[DIRECTIONS FOR THIS TASK]
Lines below that include the word "уровень" should each be copied.

[TASK MATERIAL]
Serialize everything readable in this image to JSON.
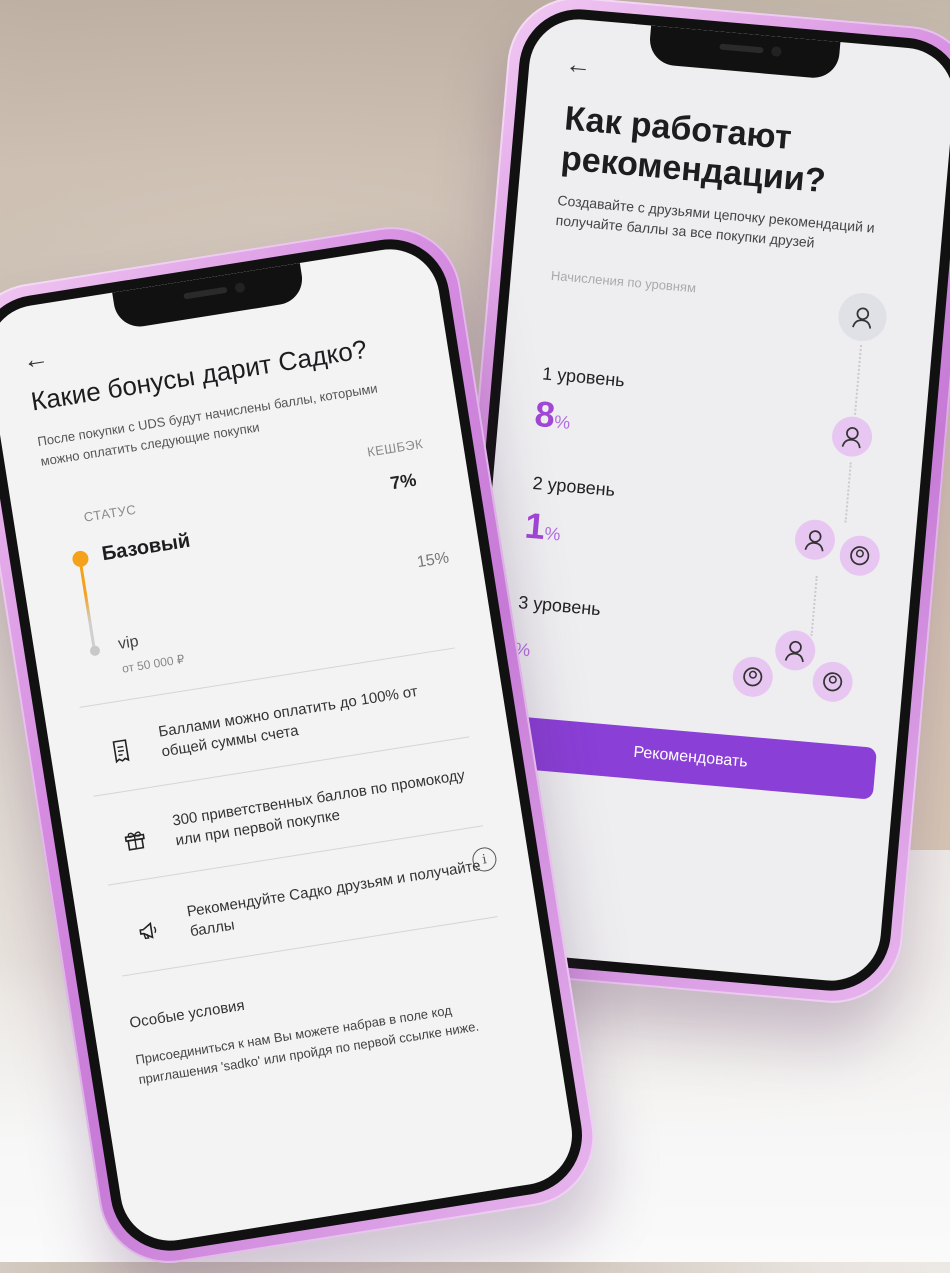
{
  "back_screen": {
    "back_icon": "arrow-left-icon",
    "title": "Как работают рекомендации?",
    "subtitle": "Создавайте с друзьями цепочку рекомендаций и получайте баллы за все покупки друзей",
    "levels_header": "Начисления по уровням",
    "levels": [
      {
        "name": "1 уровень",
        "value": "8",
        "unit": "%"
      },
      {
        "name": "2 уровень",
        "value": "1",
        "unit": "%"
      },
      {
        "name": "3 уровень",
        "value": "",
        "unit": "%"
      }
    ],
    "button_label": "Рекомендовать",
    "accent_color": "#8a3fd6"
  },
  "front_screen": {
    "back_icon": "arrow-left-icon",
    "title": "Какие бонусы дарит Садко?",
    "subtitle": "После покупки с UDS будут начислены баллы, которыми можно оплатить следующие покупки",
    "status_header": "СТАТУС",
    "cashback_header": "КЕШБЭК",
    "statuses": [
      {
        "name": "Базовый",
        "cashback": "7%",
        "condition": ""
      },
      {
        "name": "vip",
        "cashback": "15%",
        "condition": "от 50 000 ₽"
      }
    ],
    "features": [
      {
        "icon": "receipt-icon",
        "text": "Баллами можно оплатить до 100% от общей суммы счета"
      },
      {
        "icon": "gift-icon",
        "text": "300 приветственных баллов по промокоду или при первой покупке"
      },
      {
        "icon": "megaphone-icon",
        "text": "Рекомендуйте Садко друзьям и получайте баллы"
      }
    ],
    "info_icon_glyph": "i",
    "special_header": "Особые условия",
    "special_text": "Присоединиться к нам Вы можете набрав в поле код приглашения 'sadko' или пройдя по первой ссылке ниже.",
    "status_accent": "#f5a21a"
  }
}
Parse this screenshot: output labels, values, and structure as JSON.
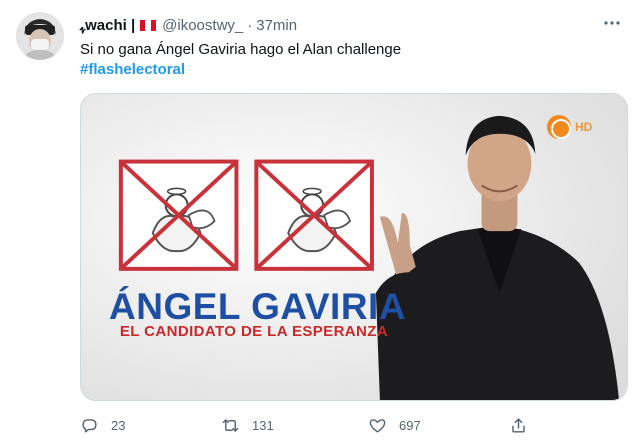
{
  "user": {
    "display_name": "ﮩwachi |",
    "handle": "@ikoostwy_",
    "separator": "·",
    "time": "37min"
  },
  "tweet": {
    "text": "Si no gana Ángel Gaviria hago el Alan challenge",
    "hashtag": "#flashelectoral"
  },
  "media": {
    "headline": "ÁNGEL GAVIRIA",
    "subline": "EL CANDIDATO DE LA ESPERANZA",
    "logo_label": "HD"
  },
  "actions": {
    "replies": "23",
    "retweets": "131",
    "likes": "697"
  },
  "colors": {
    "accent": "#1d9bf0",
    "secondary_text": "#536471",
    "headline_blue": "#1e4fa3",
    "subline_red": "#c62a2a",
    "flag_red": "#d91023"
  },
  "icons": [
    "more-icon",
    "reply-icon",
    "retweet-icon",
    "like-icon",
    "share-icon",
    "peru-flag-icon",
    "channel-logo-icon"
  ]
}
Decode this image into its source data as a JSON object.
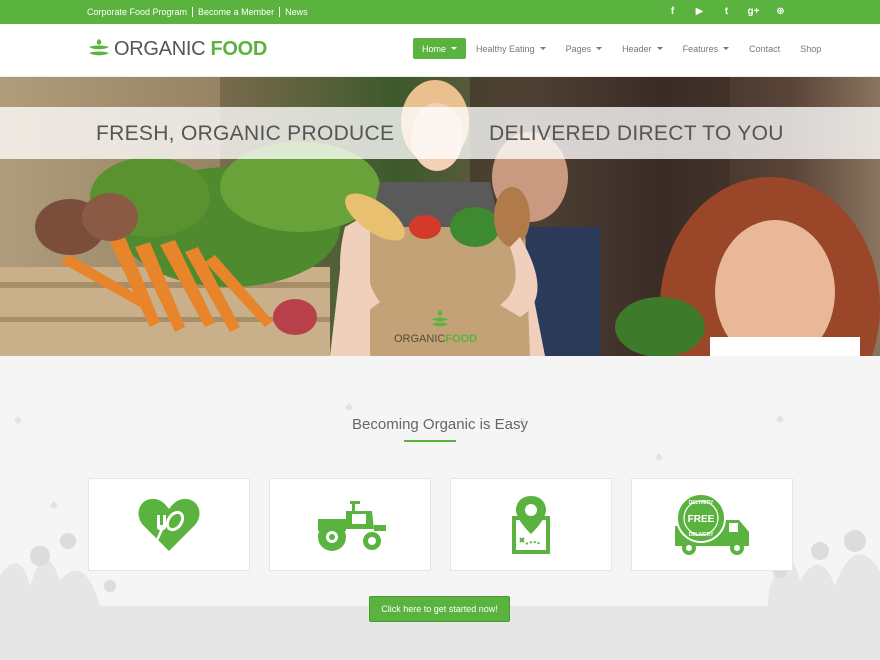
{
  "topbar": {
    "links": [
      "Corporate Food Program",
      "Become a Member",
      "News"
    ],
    "social": [
      "facebook-icon",
      "youtube-icon",
      "twitter-icon",
      "google-plus-icon",
      "dribbble-icon"
    ],
    "social_glyphs": [
      "f",
      "▶",
      "t",
      "g+",
      "⊛"
    ]
  },
  "header": {
    "logo_part1": "ORGANIC ",
    "logo_part2": "FOOD",
    "nav": [
      {
        "label": "Home",
        "caret": true,
        "active": true
      },
      {
        "label": "Healthy Eating",
        "caret": true
      },
      {
        "label": "Pages",
        "caret": true
      },
      {
        "label": "Header",
        "caret": true
      },
      {
        "label": "Features",
        "caret": true
      },
      {
        "label": "Contact",
        "caret": false
      },
      {
        "label": "Shop",
        "caret": false
      }
    ]
  },
  "hero": {
    "left_text": "FRESH, ORGANIC PRODUCE",
    "right_text": "DELIVERED DIRECT TO YOU",
    "bag_logo_1": "ORGANIC",
    "bag_logo_2": "FOOD"
  },
  "features": {
    "title": "Becoming Organic is Easy",
    "cards": [
      "heart-food-icon",
      "tractor-icon",
      "map-pin-icon",
      "delivery-truck-icon"
    ],
    "delivery_badge": "FREE",
    "delivery_ring": "DELIVERY",
    "cta": "Click here to get started now!"
  },
  "colors": {
    "accent": "#5ab33f"
  }
}
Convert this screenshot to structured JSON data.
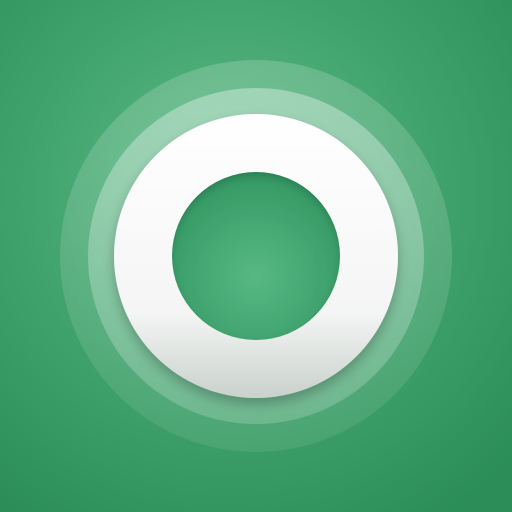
{
  "icon": {
    "semantic_name": "ring-logo-icon",
    "colors": {
      "background_light": "#5fbd88",
      "background_mid": "#3fa16b",
      "background_dark": "#2c8d58",
      "ring_outer_halo": "#cfe3d8",
      "ring_middle_halo": "#e4ece7",
      "ring_main": "#ffffff",
      "ring_shadow": "#b9c4bd",
      "center_hole_light": "#58b884",
      "center_hole_dark": "#2f9460"
    }
  }
}
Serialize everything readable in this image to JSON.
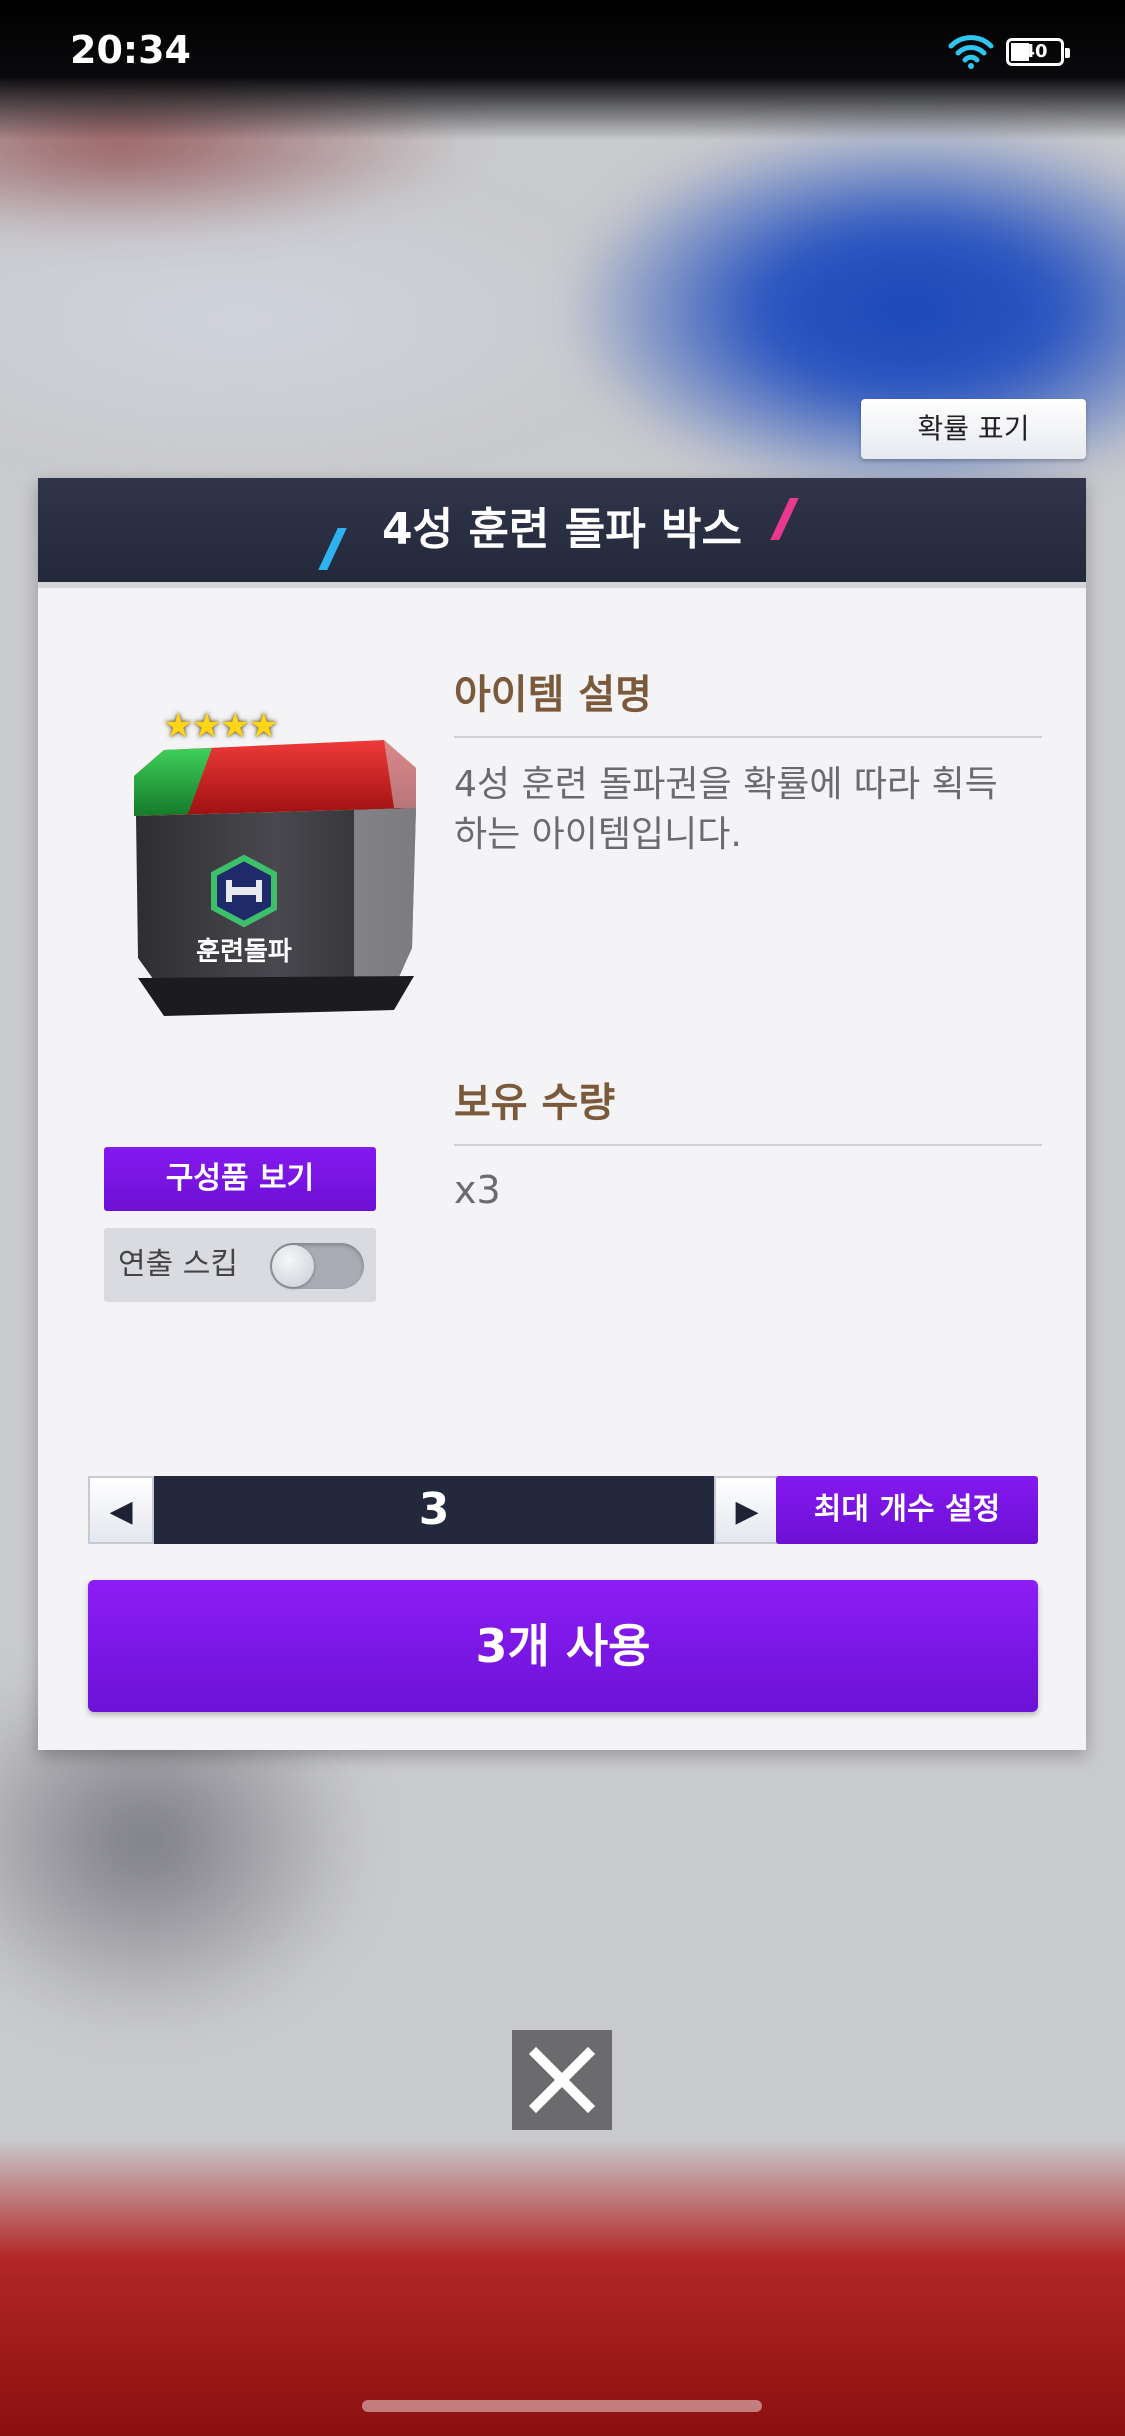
{
  "status_bar": {
    "time": "20:34",
    "battery_level": "40"
  },
  "probability_button": {
    "label": "확률 표기"
  },
  "dialog": {
    "title": "4성 훈련 돌파 박스",
    "item": {
      "star_count": 4,
      "image_label": "훈련돌파"
    },
    "composition_button": {
      "label": "구성품 보기"
    },
    "skip_toggle": {
      "label": "연출 스킵",
      "on": false
    },
    "description": {
      "heading": "아이템 설명",
      "text": "4성 훈련 돌파권을 확률에 따라 획득하는 아이템입니다."
    },
    "owned": {
      "heading": "보유 수량",
      "value": "x3"
    },
    "quantity_stepper": {
      "value": "3"
    },
    "max_button": {
      "label": "최대 개수 설정"
    },
    "use_button": {
      "label": "3개 사용"
    }
  },
  "colors": {
    "accent_purple": "#7a14e6",
    "header_navy": "#282d40",
    "heading_brown": "#7a5a3a"
  }
}
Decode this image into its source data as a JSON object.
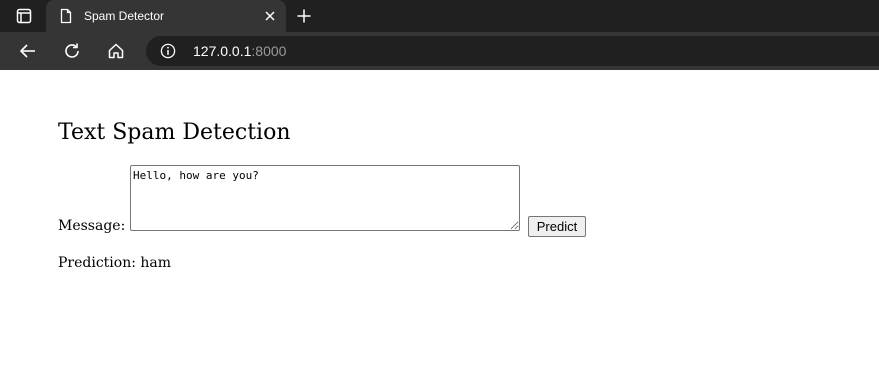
{
  "browser": {
    "tab": {
      "title": "Spam Detector",
      "favicon": "document-icon"
    },
    "address_bar": {
      "host": "127.0.0.1",
      "port": ":8000"
    },
    "icons": {
      "tab_menu": "tab-menu-icon",
      "close": "close-icon",
      "new_tab": "plus-icon",
      "back": "back-arrow-icon",
      "reload": "reload-icon",
      "home": "home-icon",
      "site_info": "info-icon"
    },
    "colors": {
      "tabstrip": "#202020",
      "toolbar": "#353535",
      "omnibox": "#202020"
    }
  },
  "page": {
    "title": "Text Spam Detection",
    "form": {
      "message_label": "Message:",
      "message_value": "Hello, how are you?",
      "submit_label": "Predict"
    },
    "result": {
      "label": "Prediction:",
      "value": "ham"
    }
  }
}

[FINISHED EXERCISE]
        "name": "1 уровень",
        "name": "2 уровень",
        "name": "3 уровень",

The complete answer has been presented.